Running Backs- NFL Draft 18

1. Saquon Barkley (Penn State)– He was such a special player to watch in 2017 for James Franklin’s Nittany Lions and when you watch his highlights, you see everything that he does and ask yourself one thing: What can’t he do? He returns kicks (remember how he silenced the shoe with his opening kickoff return), he can run routes and impact the passing game as he does the running game and we know what he can do on the ground as a runner. There wasn’t a doubt in my mind that Saquon Barkley won’t be the number one running back on many draft lists this Spring. He’s always moving and he never quits on any play. He’s a high-tempo runner with a vision of the whole field and keeps his eyes darting while navigating interior running lanes. He shows a tremendous ability to cutback and turns his speed on another notch when he hits the corner. As a receiver, he wins each battle against anyone trying to defend him.

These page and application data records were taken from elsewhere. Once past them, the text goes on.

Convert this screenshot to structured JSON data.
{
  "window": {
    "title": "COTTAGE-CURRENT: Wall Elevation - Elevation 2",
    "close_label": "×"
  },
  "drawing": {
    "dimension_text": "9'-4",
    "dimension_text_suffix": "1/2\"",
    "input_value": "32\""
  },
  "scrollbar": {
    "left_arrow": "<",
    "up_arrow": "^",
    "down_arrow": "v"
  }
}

He’s an effective separator when it comes to running his routes and he bullies linebackers on wheel routes. He steps onto the field with a high competitive drive.

2. Derrius Guice (LSU)– He was a part of the tandem the LSU Tigers used when Leonard Fournette still played. When Fournette decided to go pro, the keys were handed to Derrius Guice. He has an electric trio of speed, power, and balance and can show great awareness to escape away from trouble, make alterations and also has the footwork along with the athleticism to spin away from tackle attempts. Guice has quality field vision and can make sudden cuts without rolling into low gear. He’s a hard runner that will push himself to obtain those extra yards. I’d like to see him improve as a receiving back especially at the next level where the quarterbacks enjoy checking the football down to their running backs. He’s not your typical third-down back, but he has the engine to get large chunks of yards.

3. Ronald Jones (USC)– When he was a true freshman, he didn’t start a single game. In 2016, Ronald Jones became the full-time starter after Justin Davis was injured and never looked back. He’s a bigger and more powerful Jamaal Charles. He’s a very patient, yet calm runner and that shows when oncoming traffic is in his presence. For the position, he plays with very light and electric feet that help him get through tight quarters and spaces. He’s elite when it comes to planting the foot down and accelerating and he also a deadly start-stop motion to ruin a linebacker’s pace to bring him down. He has ways to slide himself through traffic and maneuver to the outside track. He has no problem squaring up for contact balance and he fights for every yard. He isn’t necessarily the sharpest pass-catcher out the backfield, but he’s more than capable of doing so.

4. Sony Michel (Georgia)– Along with Nick Chubb, I became a big fan of his this past season and he was a big reason why the Georgia Bulldogs were so successful and had the season they did. Throughout the year, I found myself quite often comparing him to Alvin Kamara, especially with how he found ways to impact the game. He’s a smart runner and he doesn’t try to spin away from tacklers because that can always backfire and it can result in losing yards. He’s extremely durable and no matter where the ball maybe sitting, he’s a threat to take it to the endzone. Six of his touchdown runs went for 16 yards or more this season. He has a stout lower body that allows him to rip through arm tackles and balance his way through contact. He’s outstanding when it comes to blitz pickups and will make sure he blocks and picks up his assignments. He was a major factor in the Bulldogs come from behind win against the Oklahoma Sooners in the Rose Bowl.

5. Kerryon Johnson (Auburn)– He was the best player on Gus Malzahn’s SEC West division champion Auburn Tigers. When the offense needed a big play, Kerryon was always there to answer the call and make it happen. He’s a former basketball player like so many others made the transition to the football field and he plays with fast feet. He shows instant burst to rocket through the offensive line and gets into the second level of the field. He’s a physical runner that still uses the stiff-arm to this day, something you don’t see much of from backs today. He’s more likely to be the hammer than the nail when it comes to finishing. He shows his smarts and when defenses try to take away his runs, he can still impact the game by touching the football in multiple capacities. He’s very effective on screen passes, swing routes and check routes and makes adjustments to throws outside his frame.